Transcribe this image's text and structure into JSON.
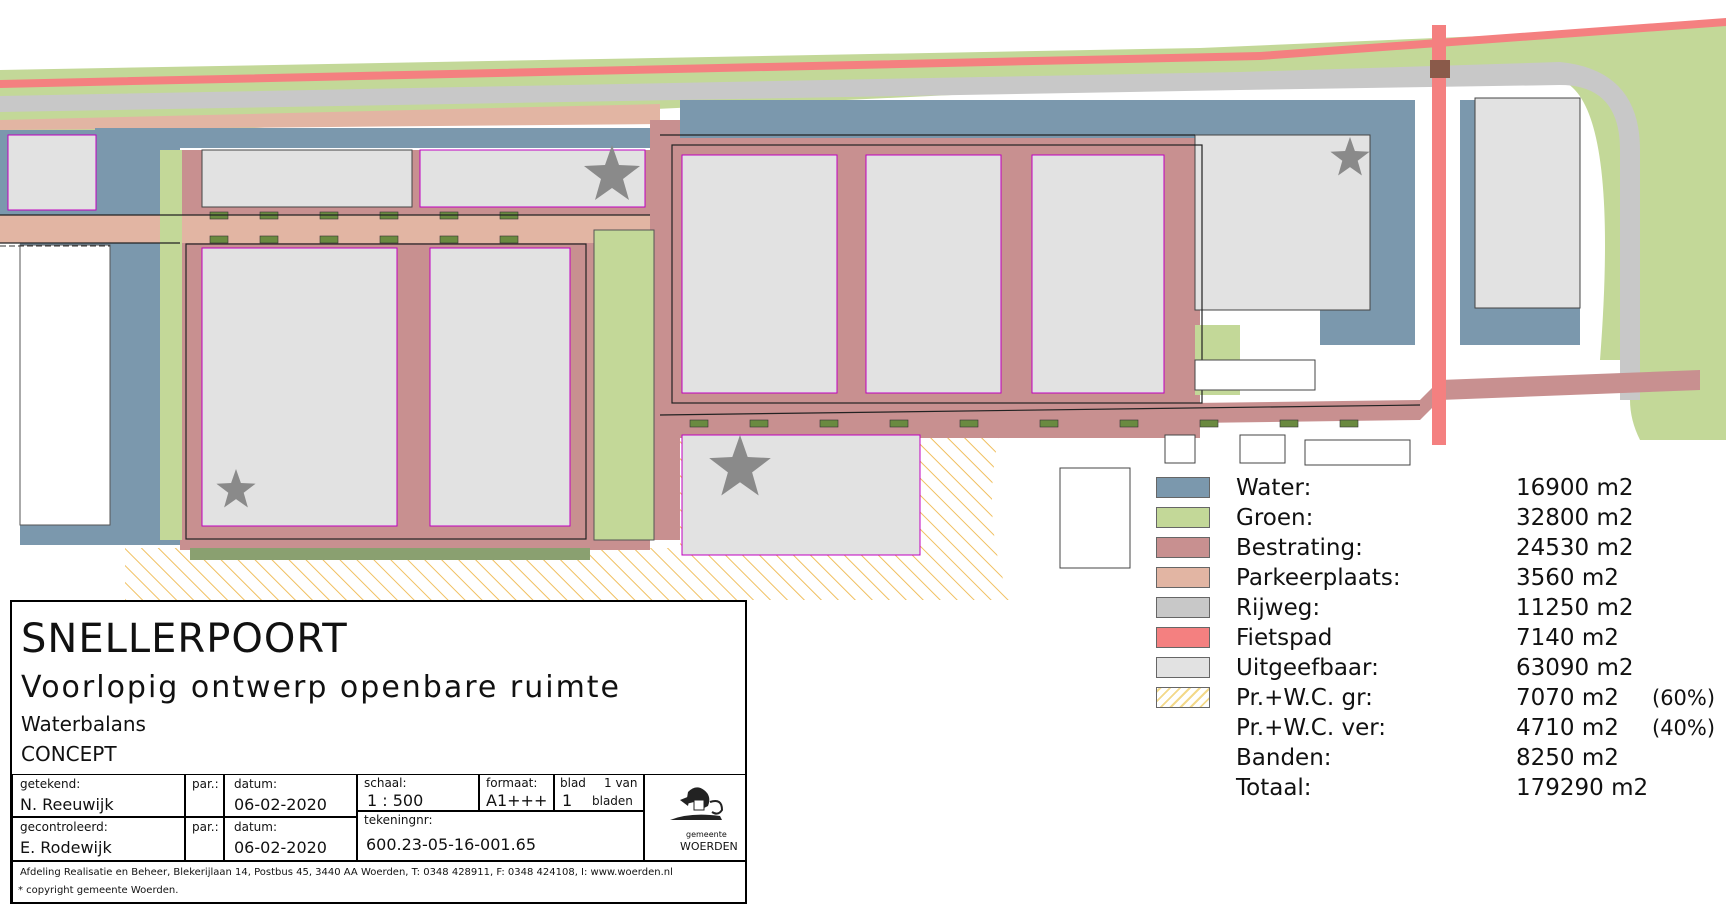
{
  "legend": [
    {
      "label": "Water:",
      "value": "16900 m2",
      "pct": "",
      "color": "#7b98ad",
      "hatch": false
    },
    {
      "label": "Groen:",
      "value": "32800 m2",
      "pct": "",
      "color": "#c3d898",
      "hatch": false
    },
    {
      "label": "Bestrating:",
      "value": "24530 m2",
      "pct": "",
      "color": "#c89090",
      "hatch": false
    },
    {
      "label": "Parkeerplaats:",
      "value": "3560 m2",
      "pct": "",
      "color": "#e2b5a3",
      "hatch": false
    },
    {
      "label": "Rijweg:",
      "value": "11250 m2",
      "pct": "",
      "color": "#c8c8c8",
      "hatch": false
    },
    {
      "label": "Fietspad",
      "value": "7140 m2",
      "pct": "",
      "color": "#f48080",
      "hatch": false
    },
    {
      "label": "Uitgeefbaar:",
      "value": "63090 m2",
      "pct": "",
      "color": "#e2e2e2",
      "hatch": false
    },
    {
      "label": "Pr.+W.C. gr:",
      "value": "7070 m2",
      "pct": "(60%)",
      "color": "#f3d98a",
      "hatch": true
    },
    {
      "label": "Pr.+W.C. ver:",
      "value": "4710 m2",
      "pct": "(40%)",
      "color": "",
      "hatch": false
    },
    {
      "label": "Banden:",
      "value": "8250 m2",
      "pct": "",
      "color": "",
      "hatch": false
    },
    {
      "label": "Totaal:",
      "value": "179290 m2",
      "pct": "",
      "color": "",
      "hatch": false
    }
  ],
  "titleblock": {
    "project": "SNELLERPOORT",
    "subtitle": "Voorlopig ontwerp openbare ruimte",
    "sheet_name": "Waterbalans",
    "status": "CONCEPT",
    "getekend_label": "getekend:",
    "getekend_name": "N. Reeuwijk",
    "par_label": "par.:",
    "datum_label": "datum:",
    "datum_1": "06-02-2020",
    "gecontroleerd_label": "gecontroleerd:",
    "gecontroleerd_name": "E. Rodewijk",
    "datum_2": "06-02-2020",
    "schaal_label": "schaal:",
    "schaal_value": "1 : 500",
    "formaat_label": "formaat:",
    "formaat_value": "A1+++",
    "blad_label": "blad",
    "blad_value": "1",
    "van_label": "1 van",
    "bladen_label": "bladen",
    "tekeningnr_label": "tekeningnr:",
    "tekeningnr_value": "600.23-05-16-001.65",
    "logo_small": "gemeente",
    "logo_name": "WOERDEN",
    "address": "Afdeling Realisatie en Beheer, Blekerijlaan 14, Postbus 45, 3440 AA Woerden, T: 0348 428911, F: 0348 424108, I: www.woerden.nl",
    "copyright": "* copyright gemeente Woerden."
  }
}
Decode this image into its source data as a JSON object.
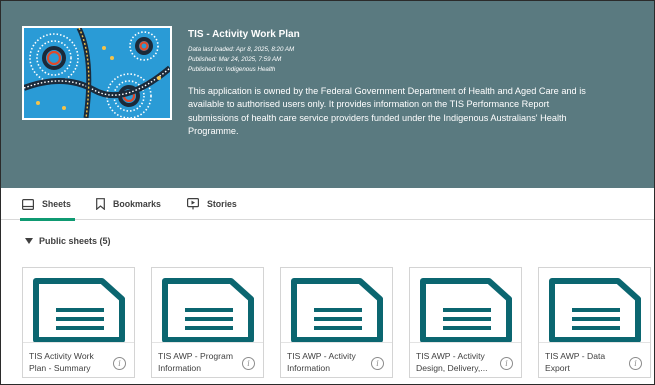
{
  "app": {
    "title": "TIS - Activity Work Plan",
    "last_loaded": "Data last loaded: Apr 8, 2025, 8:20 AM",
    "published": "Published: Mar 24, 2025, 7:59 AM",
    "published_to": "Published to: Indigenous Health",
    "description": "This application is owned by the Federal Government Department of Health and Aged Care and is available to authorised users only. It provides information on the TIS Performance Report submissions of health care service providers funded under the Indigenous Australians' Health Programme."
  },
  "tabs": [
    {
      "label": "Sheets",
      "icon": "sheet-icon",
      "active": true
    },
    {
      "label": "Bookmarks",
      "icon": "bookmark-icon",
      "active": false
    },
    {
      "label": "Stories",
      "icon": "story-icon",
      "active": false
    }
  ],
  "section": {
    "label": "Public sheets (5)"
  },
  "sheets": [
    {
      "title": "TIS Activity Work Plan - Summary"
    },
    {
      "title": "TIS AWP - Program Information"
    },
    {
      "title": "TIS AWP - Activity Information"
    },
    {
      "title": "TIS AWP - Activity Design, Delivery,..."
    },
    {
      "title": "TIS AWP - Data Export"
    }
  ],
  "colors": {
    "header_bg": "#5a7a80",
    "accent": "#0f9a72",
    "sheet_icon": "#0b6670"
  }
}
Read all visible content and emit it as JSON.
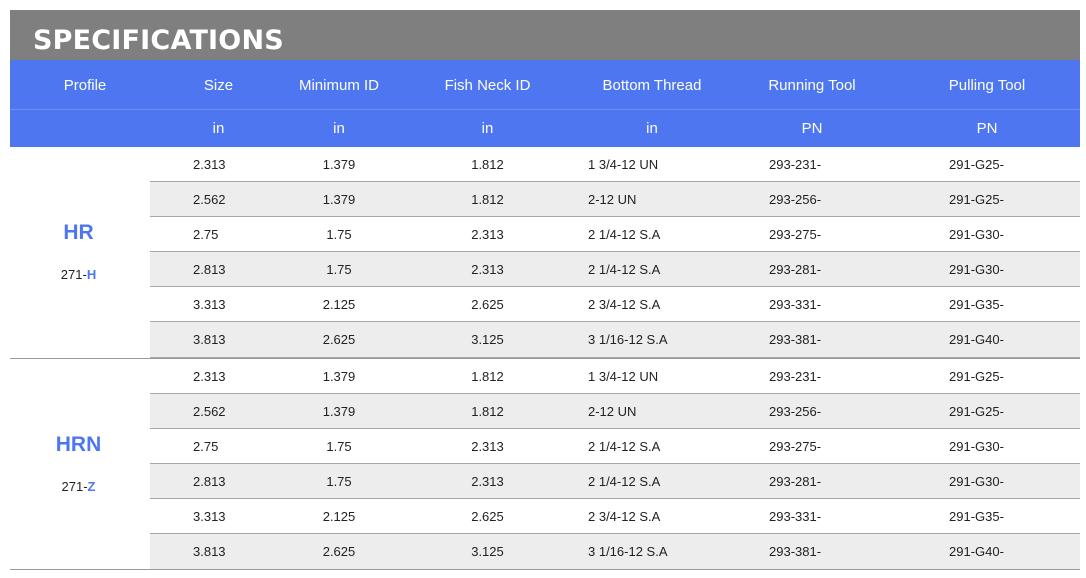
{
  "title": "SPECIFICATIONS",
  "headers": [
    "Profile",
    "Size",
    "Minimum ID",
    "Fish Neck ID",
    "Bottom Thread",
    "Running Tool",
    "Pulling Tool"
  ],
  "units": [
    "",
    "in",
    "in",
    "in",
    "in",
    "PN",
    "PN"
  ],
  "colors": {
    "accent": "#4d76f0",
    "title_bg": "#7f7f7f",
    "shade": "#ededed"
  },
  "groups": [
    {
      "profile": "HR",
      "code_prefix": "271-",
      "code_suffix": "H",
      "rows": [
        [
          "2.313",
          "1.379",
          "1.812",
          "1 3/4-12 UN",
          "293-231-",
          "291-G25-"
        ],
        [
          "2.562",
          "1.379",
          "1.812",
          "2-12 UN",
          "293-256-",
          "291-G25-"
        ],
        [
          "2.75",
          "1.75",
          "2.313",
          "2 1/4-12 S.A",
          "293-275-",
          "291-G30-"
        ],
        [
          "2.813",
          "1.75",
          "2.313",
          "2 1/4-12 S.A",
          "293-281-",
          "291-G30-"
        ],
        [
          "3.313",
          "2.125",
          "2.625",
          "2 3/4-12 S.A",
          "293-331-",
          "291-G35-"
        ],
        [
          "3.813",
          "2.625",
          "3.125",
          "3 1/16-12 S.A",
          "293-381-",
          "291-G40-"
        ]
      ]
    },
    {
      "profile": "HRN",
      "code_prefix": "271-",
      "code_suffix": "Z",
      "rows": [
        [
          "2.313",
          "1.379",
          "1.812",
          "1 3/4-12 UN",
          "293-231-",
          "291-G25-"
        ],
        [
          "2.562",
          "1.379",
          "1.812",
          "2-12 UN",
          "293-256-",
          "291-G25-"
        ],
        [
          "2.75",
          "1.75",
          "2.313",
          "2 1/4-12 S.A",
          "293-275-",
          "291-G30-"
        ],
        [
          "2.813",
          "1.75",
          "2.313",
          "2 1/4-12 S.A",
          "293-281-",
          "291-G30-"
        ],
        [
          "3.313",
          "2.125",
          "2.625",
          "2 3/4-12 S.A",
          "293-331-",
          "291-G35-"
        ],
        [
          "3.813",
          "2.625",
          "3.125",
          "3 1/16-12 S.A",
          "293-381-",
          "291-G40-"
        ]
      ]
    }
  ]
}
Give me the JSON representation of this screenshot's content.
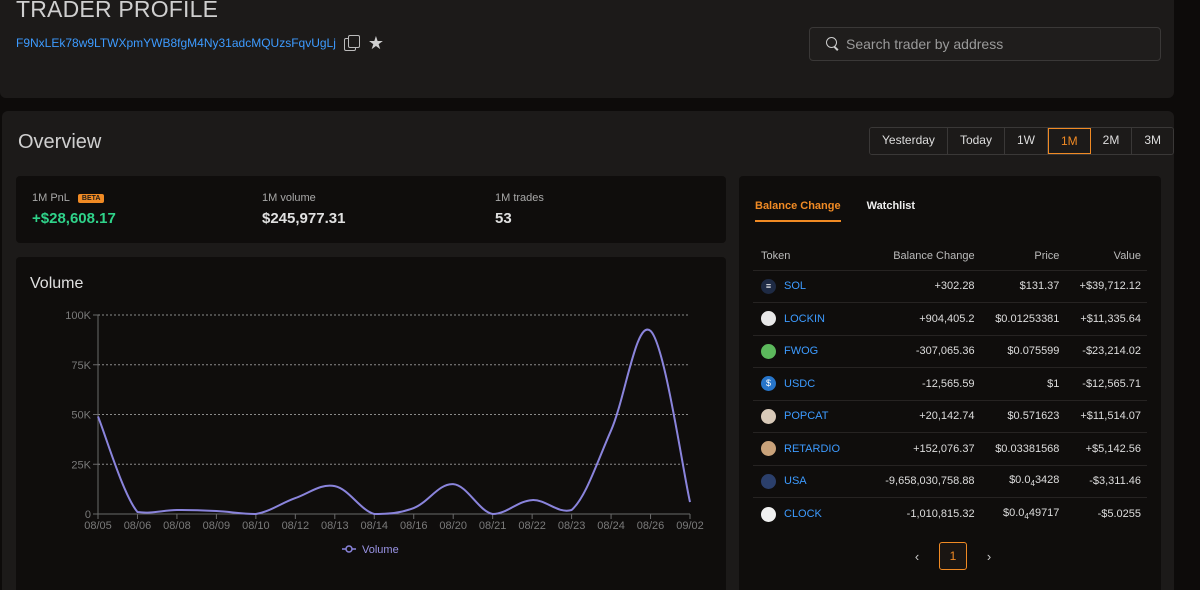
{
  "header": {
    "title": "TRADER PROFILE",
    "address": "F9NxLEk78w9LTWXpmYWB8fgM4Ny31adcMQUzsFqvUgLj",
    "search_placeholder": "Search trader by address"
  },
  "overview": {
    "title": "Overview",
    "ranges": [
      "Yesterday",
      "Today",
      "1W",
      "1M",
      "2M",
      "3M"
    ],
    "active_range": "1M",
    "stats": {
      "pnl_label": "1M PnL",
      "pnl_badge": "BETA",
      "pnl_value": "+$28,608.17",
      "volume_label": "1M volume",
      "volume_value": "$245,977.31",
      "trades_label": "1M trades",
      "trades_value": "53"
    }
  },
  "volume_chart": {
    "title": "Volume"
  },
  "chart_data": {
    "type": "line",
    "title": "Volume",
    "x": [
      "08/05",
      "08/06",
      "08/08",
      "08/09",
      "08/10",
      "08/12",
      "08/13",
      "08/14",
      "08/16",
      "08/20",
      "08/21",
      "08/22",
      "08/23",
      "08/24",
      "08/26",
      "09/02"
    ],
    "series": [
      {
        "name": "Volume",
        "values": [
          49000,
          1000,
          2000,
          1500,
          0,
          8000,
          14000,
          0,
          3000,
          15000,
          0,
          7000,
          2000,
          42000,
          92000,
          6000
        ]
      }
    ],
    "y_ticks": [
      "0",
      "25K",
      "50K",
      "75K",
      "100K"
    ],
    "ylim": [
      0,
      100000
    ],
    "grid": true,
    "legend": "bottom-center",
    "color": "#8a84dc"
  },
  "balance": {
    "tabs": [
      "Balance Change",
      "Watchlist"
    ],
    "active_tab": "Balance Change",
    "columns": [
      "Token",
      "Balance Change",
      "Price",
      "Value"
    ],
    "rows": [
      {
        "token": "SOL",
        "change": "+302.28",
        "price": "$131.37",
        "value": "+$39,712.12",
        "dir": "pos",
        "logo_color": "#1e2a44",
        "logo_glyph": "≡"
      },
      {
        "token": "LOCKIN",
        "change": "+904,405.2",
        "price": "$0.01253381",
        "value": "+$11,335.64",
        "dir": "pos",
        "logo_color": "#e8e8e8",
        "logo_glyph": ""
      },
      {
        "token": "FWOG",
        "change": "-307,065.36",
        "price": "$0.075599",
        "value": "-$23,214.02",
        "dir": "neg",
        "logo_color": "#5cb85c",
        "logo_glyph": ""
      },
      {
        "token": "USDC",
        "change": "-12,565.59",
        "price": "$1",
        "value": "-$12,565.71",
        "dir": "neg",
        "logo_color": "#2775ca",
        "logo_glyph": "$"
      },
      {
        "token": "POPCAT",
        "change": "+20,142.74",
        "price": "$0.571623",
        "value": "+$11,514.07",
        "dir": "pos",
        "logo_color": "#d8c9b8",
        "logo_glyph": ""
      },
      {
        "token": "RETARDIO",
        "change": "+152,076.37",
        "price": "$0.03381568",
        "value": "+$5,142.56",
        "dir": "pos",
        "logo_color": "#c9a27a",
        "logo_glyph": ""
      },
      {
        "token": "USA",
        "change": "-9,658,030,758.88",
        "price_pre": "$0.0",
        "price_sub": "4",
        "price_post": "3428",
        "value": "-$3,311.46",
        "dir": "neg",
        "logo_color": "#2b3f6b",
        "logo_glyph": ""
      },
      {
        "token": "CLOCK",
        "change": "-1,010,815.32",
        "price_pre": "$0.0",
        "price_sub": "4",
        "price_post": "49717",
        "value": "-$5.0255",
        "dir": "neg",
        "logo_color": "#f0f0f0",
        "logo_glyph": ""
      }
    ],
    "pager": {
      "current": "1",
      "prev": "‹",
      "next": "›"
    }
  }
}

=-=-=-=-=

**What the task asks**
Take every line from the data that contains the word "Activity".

**Exercise output**
    "title": "TIS - Activity Work Plan",
      "title": "TIS Activity Work Plan - Summary"
      "title": "TIS AWP - Activity Information"
      "title": "TIS AWP - Activity Design, Delivery,..."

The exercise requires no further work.